The lines to copy are those in the listing that hold the word "Devices".

◇ ◇ ◇ ◇ ◇

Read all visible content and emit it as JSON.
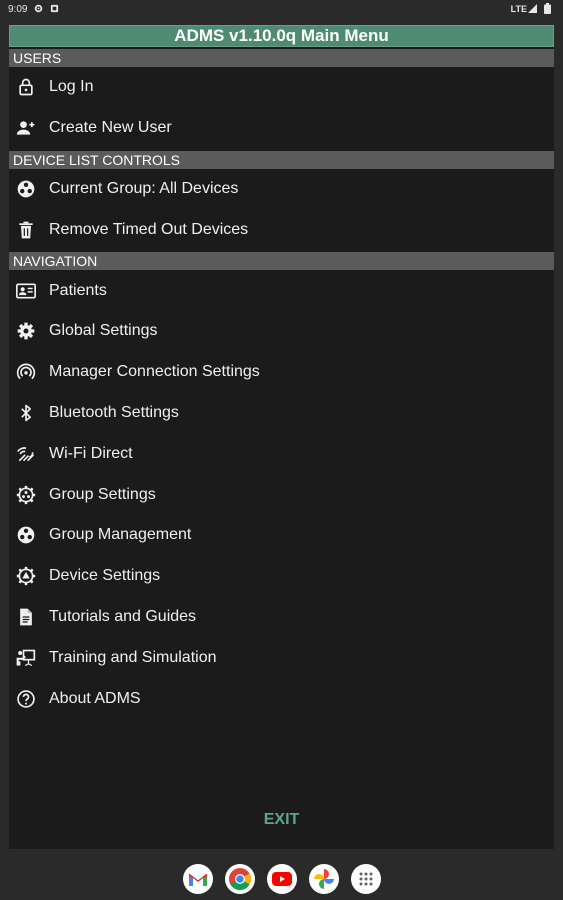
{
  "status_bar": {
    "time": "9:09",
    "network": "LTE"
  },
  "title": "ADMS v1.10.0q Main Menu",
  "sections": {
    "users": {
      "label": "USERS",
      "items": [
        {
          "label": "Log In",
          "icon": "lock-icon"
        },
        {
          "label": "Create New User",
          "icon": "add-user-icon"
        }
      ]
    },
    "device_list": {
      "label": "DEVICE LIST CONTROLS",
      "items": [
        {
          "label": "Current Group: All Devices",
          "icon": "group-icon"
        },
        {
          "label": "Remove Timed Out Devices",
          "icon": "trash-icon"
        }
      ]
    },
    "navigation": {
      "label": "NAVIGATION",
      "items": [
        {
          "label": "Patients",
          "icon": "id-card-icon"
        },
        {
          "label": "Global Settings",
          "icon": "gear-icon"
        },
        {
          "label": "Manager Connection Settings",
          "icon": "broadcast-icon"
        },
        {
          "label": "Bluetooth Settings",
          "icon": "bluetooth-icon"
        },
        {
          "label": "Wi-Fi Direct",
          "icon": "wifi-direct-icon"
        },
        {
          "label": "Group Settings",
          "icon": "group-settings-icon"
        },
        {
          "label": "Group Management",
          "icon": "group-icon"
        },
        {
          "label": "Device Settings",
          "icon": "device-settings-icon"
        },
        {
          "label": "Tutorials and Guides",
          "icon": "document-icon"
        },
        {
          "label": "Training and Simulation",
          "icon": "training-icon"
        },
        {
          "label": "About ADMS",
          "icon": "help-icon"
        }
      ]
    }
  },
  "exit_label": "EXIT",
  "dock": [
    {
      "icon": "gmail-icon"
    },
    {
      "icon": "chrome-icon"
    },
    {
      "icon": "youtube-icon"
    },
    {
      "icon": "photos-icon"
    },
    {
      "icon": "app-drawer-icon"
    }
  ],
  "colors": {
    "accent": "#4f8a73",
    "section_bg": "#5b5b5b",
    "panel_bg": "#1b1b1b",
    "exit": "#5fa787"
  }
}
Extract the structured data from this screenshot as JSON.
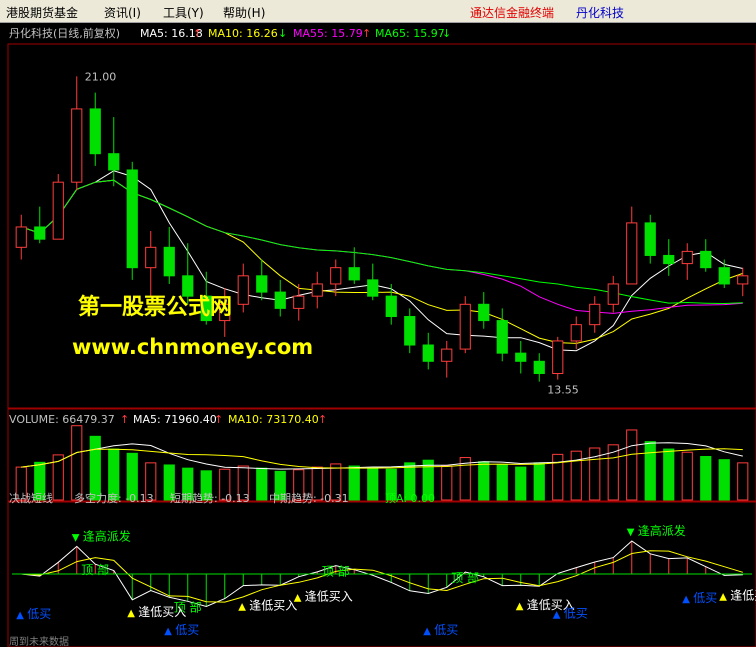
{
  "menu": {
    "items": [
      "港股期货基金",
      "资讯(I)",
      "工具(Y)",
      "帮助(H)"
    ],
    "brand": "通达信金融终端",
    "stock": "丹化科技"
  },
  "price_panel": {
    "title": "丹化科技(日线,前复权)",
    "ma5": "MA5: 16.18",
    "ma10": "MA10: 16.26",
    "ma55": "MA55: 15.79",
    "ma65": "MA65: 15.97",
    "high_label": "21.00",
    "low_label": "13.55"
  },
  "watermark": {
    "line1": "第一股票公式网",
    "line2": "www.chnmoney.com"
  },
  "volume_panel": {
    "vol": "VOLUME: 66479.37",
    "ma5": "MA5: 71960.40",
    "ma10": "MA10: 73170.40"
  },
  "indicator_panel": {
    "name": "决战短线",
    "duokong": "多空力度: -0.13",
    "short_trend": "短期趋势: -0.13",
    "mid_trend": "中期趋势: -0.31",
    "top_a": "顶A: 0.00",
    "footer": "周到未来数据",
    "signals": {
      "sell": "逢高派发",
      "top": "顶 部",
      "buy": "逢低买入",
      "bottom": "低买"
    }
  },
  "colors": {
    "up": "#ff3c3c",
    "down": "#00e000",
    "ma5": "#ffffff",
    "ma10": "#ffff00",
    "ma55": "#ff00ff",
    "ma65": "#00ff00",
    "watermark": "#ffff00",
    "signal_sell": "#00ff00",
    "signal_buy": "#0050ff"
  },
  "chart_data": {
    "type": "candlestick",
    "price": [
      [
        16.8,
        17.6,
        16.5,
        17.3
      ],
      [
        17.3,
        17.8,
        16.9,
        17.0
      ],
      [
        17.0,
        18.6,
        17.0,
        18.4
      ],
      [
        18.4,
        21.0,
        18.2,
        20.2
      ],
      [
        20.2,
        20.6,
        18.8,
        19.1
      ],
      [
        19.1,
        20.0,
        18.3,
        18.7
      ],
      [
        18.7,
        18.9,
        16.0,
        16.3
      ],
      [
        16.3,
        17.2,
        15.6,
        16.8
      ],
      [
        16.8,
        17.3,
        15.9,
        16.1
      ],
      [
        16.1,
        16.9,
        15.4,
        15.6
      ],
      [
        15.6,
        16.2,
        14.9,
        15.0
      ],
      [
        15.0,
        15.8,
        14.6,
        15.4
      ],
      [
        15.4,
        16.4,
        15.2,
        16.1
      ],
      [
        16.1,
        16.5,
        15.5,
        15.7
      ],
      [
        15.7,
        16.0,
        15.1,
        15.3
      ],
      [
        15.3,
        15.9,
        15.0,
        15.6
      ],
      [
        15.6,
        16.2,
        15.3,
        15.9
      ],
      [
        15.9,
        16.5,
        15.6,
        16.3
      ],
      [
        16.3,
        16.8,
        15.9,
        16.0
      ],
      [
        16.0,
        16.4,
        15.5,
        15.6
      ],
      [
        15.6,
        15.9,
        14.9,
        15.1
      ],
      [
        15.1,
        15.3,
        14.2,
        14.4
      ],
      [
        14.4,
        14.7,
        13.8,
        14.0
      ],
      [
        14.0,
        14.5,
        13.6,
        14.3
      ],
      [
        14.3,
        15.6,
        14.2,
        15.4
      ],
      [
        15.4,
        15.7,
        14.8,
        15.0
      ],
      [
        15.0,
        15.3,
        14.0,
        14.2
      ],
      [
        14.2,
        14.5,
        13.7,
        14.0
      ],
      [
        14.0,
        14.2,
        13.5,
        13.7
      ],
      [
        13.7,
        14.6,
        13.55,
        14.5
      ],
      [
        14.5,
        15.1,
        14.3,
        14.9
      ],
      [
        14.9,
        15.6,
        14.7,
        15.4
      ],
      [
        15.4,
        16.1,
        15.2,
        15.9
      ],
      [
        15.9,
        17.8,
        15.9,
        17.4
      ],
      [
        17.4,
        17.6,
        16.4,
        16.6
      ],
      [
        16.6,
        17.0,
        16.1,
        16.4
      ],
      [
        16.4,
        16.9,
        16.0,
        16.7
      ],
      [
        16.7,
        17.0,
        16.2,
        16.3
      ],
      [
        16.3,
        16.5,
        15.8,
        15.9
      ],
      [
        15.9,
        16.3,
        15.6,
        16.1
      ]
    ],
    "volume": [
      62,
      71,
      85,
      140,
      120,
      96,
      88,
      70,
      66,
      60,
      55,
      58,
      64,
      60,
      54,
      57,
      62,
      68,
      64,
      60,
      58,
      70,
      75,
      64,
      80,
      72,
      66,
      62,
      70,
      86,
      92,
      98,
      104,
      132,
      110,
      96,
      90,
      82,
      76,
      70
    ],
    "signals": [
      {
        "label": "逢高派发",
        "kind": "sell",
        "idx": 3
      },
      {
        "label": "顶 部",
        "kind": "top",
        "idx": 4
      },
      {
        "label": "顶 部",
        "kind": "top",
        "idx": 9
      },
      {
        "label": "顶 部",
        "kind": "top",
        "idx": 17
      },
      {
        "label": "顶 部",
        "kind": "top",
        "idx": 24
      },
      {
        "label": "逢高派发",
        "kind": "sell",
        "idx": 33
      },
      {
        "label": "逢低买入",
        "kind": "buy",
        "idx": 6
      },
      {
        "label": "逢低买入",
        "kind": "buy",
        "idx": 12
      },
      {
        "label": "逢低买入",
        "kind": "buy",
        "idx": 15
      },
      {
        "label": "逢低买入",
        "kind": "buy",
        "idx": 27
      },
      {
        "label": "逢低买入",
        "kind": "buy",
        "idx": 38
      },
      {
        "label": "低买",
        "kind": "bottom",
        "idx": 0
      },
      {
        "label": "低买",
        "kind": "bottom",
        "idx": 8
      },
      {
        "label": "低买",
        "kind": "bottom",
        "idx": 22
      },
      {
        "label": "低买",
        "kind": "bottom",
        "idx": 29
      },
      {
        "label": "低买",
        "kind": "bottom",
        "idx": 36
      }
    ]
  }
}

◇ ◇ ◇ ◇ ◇

- [SOLUTION FOR THIS TASK]
          "label": "Current Group: All Devices",
          "label": "Remove Timed Out Devices",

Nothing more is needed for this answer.